as many features or as large a world to explore as style="font-style: italic;">Aion, it may prove
that less is more by stripping away the unnecessary fluff and focusing
on the core desires of the players.

Aika has
the instantly recognizable look and feel of many other South Korean
games--big shiny armor and weapons, anime style characters and
fantastical monsters that are of the sort that haunt us in our
nightmares. Combat speed is slightly faster in style="font-style: italic;">Aika, which is a
major plus for the free-to-play. Aika
also features one other area where the speed is improved over style="font-style: italic;">Aion, and that
comes in the form of overall time it takes to level your character. style="font-style: italic;">Aika may be the
most quest friendly game ever to come from the Far East, and by
shedding the grinding mantle so proudly worn by its contemporaries, style="font-style: italic;">Aika should be able
to retain a far higher percentage of its North American fan base than
the games that came before it. While there are no wings available to
players, Aika allows
you to satisfy the urge, at least partially, by giving each player
their own fairy (or Pran in the Aika
vernacular) to aid them in combat.

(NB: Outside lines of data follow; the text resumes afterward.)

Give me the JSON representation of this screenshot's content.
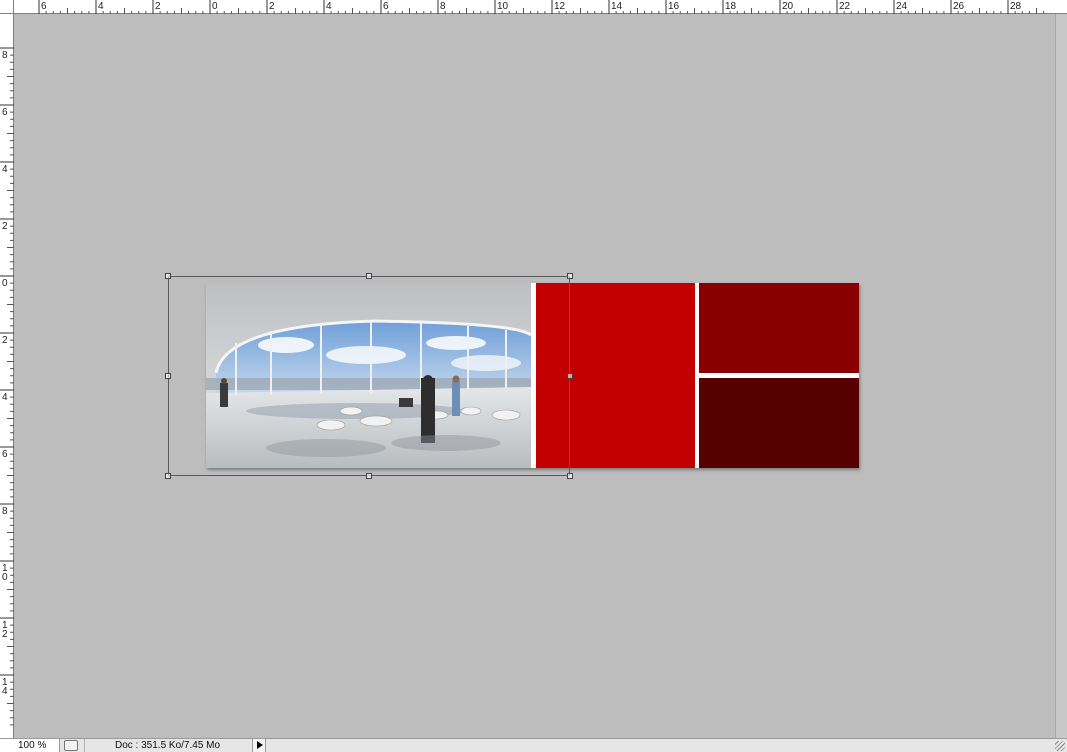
{
  "rulers": {
    "top_labels": [
      "6",
      "4",
      "2",
      "0",
      "2",
      "4",
      "6",
      "8",
      "10",
      "12",
      "14",
      "16",
      "18",
      "20",
      "22",
      "24",
      "26",
      "28"
    ],
    "left_labels": [
      "8",
      "6",
      "4",
      "2",
      "0",
      "2",
      "4",
      "6",
      "8",
      "10",
      "12",
      "14"
    ]
  },
  "status": {
    "zoom": "100 %",
    "doc_info": "Doc : 351.5 Ko/7.45 Mo"
  },
  "colors": {
    "canvas_bg": "#bdbdbd",
    "red": "#c20000",
    "dark_red_top": "#8a0000",
    "dark_red_bottom": "#560000"
  },
  "icons": {
    "status_icon": "document-status-icon",
    "menu_arrow": "triangle-right-icon",
    "grip": "resize-grip-icon"
  }
}
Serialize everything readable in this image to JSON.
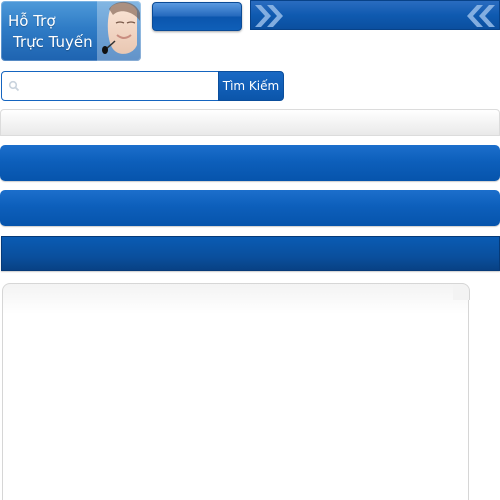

Aika may
be simplistic in design--indeed it only has 6 classes and they are all
gender locked--and lacking a large sprawling world, but it is able to
support and sustain the type of large scale PvP battles that haven’t
been witnessed since the height of Dark
Age of Camelot
. Perhaps style="font-style: italic;">Aika is the
spiritual successor to DAoC, only in a more eastern mystical form.

If you enjoyed the look and feel of style="font-style: italic;">Aion, but long for
the massive PvP battles that it never quite delivered, then style="font-style: italic;">Aika should prove
to be a more than satisfactory, and less expensive, substitute.

Both of the free-to-play titles featured today are still in beta, but
are preparing to launch this spring Stay tuned to Ten Ton Hammer and
Microcosms for all the latest news on these new titles and all your
MMOG news.

alt="" style="border: 0px solid ; width: 625px; height: 375px;"

style="font-style: italic; color: rgb(255, 204, 51);">
 Aika will give Aion a run for its money

style="background: rgb(57, 65, 76) none no-repeat scroll 0% 50%; -moz-background-clip: initial; -moz-background-origin: initial; -moz-background-inline-policy: initial; overflow: hidden; display: table; width: 632px;">

style="font-weight: bold; color: rgb(255, 204, 51);">Hot
off the Press!

To read the latest guides, news, and features you can visit our Warhammer 40,000: Storm of Vengeance Warhammer Online: Age of Reckoning Game Page.

Last Updated: Mar 13, 2016